* [Required action]: The answer must restate the records below word for word.

-------- Material to process

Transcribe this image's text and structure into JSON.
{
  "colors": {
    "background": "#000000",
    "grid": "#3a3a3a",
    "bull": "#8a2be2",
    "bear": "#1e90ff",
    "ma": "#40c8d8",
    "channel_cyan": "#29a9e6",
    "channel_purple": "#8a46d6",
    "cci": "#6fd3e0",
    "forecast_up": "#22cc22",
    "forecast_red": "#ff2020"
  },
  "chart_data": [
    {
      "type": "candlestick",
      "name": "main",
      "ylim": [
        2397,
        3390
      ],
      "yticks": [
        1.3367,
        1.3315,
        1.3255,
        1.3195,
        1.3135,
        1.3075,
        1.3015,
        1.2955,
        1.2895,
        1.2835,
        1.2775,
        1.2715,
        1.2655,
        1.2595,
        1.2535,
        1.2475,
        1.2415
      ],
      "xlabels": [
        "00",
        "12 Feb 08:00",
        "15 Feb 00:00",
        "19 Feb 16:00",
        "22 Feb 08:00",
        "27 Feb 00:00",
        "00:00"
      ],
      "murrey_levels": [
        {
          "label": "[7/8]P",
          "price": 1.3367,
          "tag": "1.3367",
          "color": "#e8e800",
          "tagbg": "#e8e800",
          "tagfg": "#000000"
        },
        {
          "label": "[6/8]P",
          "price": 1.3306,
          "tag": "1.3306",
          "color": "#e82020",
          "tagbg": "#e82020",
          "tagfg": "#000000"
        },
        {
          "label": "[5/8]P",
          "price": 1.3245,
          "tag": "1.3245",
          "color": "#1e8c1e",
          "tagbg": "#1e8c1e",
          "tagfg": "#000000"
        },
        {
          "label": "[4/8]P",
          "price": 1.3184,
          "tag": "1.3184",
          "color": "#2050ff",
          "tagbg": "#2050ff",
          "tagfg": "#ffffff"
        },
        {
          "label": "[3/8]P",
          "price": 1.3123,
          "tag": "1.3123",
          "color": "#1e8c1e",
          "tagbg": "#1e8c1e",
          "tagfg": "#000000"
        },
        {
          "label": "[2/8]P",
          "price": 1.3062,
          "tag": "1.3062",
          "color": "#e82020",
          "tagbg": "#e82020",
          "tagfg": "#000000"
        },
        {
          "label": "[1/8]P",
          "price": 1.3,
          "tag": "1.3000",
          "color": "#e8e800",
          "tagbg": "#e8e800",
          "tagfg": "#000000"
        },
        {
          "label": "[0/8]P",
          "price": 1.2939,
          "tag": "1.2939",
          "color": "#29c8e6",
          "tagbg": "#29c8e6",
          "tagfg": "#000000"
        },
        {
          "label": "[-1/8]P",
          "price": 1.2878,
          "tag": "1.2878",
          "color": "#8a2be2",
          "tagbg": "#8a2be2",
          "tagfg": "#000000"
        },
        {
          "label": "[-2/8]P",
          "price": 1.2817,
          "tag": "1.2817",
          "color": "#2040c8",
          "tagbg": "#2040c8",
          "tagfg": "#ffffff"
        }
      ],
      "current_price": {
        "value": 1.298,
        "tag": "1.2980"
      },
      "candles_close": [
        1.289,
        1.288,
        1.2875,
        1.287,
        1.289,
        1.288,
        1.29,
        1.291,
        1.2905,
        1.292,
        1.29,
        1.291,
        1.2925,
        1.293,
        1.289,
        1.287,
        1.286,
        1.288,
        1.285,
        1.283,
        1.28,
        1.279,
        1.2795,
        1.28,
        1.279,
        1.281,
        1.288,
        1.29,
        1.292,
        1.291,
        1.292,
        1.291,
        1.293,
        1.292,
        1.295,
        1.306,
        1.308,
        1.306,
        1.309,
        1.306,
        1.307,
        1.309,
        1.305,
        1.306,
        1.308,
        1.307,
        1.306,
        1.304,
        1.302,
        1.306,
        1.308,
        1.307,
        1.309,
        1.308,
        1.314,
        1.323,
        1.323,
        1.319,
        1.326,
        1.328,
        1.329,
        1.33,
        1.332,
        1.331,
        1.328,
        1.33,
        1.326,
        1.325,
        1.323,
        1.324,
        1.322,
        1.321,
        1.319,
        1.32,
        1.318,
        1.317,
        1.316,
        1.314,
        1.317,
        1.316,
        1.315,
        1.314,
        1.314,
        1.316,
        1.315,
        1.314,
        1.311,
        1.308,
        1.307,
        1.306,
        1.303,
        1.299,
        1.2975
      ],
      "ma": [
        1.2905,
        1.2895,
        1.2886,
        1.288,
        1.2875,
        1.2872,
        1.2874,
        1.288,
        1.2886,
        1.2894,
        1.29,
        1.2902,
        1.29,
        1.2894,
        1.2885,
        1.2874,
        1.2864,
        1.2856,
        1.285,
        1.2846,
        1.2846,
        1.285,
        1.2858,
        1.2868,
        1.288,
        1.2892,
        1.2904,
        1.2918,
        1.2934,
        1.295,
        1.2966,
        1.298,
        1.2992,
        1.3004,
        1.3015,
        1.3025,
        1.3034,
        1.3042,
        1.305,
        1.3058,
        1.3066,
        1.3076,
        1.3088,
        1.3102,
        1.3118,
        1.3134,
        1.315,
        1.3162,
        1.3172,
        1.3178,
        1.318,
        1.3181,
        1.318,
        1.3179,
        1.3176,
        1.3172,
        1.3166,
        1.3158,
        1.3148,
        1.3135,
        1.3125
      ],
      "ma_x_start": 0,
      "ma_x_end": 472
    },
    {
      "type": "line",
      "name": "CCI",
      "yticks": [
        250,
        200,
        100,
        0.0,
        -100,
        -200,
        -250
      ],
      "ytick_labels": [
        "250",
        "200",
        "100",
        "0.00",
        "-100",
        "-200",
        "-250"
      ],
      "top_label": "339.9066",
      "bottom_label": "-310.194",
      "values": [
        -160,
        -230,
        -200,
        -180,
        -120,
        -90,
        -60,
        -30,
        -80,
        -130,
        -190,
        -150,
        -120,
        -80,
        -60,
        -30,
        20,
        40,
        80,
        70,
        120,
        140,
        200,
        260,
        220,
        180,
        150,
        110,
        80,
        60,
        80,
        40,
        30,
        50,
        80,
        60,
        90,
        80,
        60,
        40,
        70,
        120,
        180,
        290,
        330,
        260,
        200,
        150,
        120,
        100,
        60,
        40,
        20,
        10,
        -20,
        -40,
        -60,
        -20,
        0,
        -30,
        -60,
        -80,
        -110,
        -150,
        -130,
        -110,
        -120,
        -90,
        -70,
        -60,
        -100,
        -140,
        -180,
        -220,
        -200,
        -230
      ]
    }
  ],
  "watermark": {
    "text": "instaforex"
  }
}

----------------

* [Result]:
Transcribe this image's text and structure into JSON.
{
  "colors": {
    "background": "#000000",
    "grid": "#3a3a3a",
    "bull": "#8a2be2",
    "bear": "#1e90ff",
    "ma": "#40c8d8",
    "channel_cyan": "#29a9e6",
    "channel_purple": "#8a46d6",
    "cci": "#6fd3e0",
    "forecast_up": "#22cc22",
    "forecast_red": "#ff2020"
  },
  "chart_data": [
    {
      "type": "candlestick",
      "name": "main",
      "ylim": [
        2397,
        3390
      ],
      "yticks": [
        1.3367,
        1.3315,
        1.3255,
        1.3195,
        1.3135,
        1.3075,
        1.3015,
        1.2955,
        1.2895,
        1.2835,
        1.2775,
        1.2715,
        1.2655,
        1.2595,
        1.2535,
        1.2475,
        1.2415
      ],
      "xlabels": [
        "00",
        "12 Feb 08:00",
        "15 Feb 00:00",
        "19 Feb 16:00",
        "22 Feb 08:00",
        "27 Feb 00:00",
        "00:00"
      ],
      "murrey_levels": [
        {
          "label": "[7/8]P",
          "price": 1.3367,
          "tag": "1.3367",
          "color": "#e8e800",
          "tagbg": "#e8e800",
          "tagfg": "#000000"
        },
        {
          "label": "[6/8]P",
          "price": 1.3306,
          "tag": "1.3306",
          "color": "#e82020",
          "tagbg": "#e82020",
          "tagfg": "#000000"
        },
        {
          "label": "[5/8]P",
          "price": 1.3245,
          "tag": "1.3245",
          "color": "#1e8c1e",
          "tagbg": "#1e8c1e",
          "tagfg": "#000000"
        },
        {
          "label": "[4/8]P",
          "price": 1.3184,
          "tag": "1.3184",
          "color": "#2050ff",
          "tagbg": "#2050ff",
          "tagfg": "#ffffff"
        },
        {
          "label": "[3/8]P",
          "price": 1.3123,
          "tag": "1.3123",
          "color": "#1e8c1e",
          "tagbg": "#1e8c1e",
          "tagfg": "#000000"
        },
        {
          "label": "[2/8]P",
          "price": 1.3062,
          "tag": "1.3062",
          "color": "#e82020",
          "tagbg": "#e82020",
          "tagfg": "#000000"
        },
        {
          "label": "[1/8]P",
          "price": 1.3,
          "tag": "1.3000",
          "color": "#e8e800",
          "tagbg": "#e8e800",
          "tagfg": "#000000"
        },
        {
          "label": "[0/8]P",
          "price": 1.2939,
          "tag": "1.2939",
          "color": "#29c8e6",
          "tagbg": "#29c8e6",
          "tagfg": "#000000"
        },
        {
          "label": "[-1/8]P",
          "price": 1.2878,
          "tag": "1.2878",
          "color": "#8a2be2",
          "tagbg": "#8a2be2",
          "tagfg": "#000000"
        },
        {
          "label": "[-2/8]P",
          "price": 1.2817,
          "tag": "1.2817",
          "color": "#2040c8",
          "tagbg": "#2040c8",
          "tagfg": "#ffffff"
        }
      ],
      "current_price": {
        "value": 1.298,
        "tag": "1.2980"
      },
      "candles_close": [
        1.289,
        1.288,
        1.2875,
        1.287,
        1.289,
        1.288,
        1.29,
        1.291,
        1.2905,
        1.292,
        1.29,
        1.291,
        1.2925,
        1.293,
        1.289,
        1.287,
        1.286,
        1.288,
        1.285,
        1.283,
        1.28,
        1.279,
        1.2795,
        1.28,
        1.279,
        1.281,
        1.288,
        1.29,
        1.292,
        1.291,
        1.292,
        1.291,
        1.293,
        1.292,
        1.295,
        1.306,
        1.308,
        1.306,
        1.309,
        1.306,
        1.307,
        1.309,
        1.305,
        1.306,
        1.308,
        1.307,
        1.306,
        1.304,
        1.302,
        1.306,
        1.308,
        1.307,
        1.309,
        1.308,
        1.314,
        1.323,
        1.323,
        1.319,
        1.326,
        1.328,
        1.329,
        1.33,
        1.332,
        1.331,
        1.328,
        1.33,
        1.326,
        1.325,
        1.323,
        1.324,
        1.322,
        1.321,
        1.319,
        1.32,
        1.318,
        1.317,
        1.316,
        1.314,
        1.317,
        1.316,
        1.315,
        1.314,
        1.314,
        1.316,
        1.315,
        1.314,
        1.311,
        1.308,
        1.307,
        1.306,
        1.303,
        1.299,
        1.2975
      ],
      "ma": [
        1.2905,
        1.2895,
        1.2886,
        1.288,
        1.2875,
        1.2872,
        1.2874,
        1.288,
        1.2886,
        1.2894,
        1.29,
        1.2902,
        1.29,
        1.2894,
        1.2885,
        1.2874,
        1.2864,
        1.2856,
        1.285,
        1.2846,
        1.2846,
        1.285,
        1.2858,
        1.2868,
        1.288,
        1.2892,
        1.2904,
        1.2918,
        1.2934,
        1.295,
        1.2966,
        1.298,
        1.2992,
        1.3004,
        1.3015,
        1.3025,
        1.3034,
        1.3042,
        1.305,
        1.3058,
        1.3066,
        1.3076,
        1.3088,
        1.3102,
        1.3118,
        1.3134,
        1.315,
        1.3162,
        1.3172,
        1.3178,
        1.318,
        1.3181,
        1.318,
        1.3179,
        1.3176,
        1.3172,
        1.3166,
        1.3158,
        1.3148,
        1.3135,
        1.3125
      ],
      "ma_x_start": 0,
      "ma_x_end": 472
    },
    {
      "type": "line",
      "name": "CCI",
      "yticks": [
        250,
        200,
        100,
        0.0,
        -100,
        -200,
        -250
      ],
      "ytick_labels": [
        "250",
        "200",
        "100",
        "0.00",
        "-100",
        "-200",
        "-250"
      ],
      "top_label": "339.9066",
      "bottom_label": "-310.194",
      "values": [
        -160,
        -230,
        -200,
        -180,
        -120,
        -90,
        -60,
        -30,
        -80,
        -130,
        -190,
        -150,
        -120,
        -80,
        -60,
        -30,
        20,
        40,
        80,
        70,
        120,
        140,
        200,
        260,
        220,
        180,
        150,
        110,
        80,
        60,
        80,
        40,
        30,
        50,
        80,
        60,
        90,
        80,
        60,
        40,
        70,
        120,
        180,
        290,
        330,
        260,
        200,
        150,
        120,
        100,
        60,
        40,
        20,
        10,
        -20,
        -40,
        -60,
        -20,
        0,
        -30,
        -60,
        -80,
        -110,
        -150,
        -130,
        -110,
        -120,
        -90,
        -70,
        -60,
        -100,
        -140,
        -180,
        -220,
        -200,
        -230
      ]
    }
  ],
  "watermark": {
    "text": "instaforex"
  }
}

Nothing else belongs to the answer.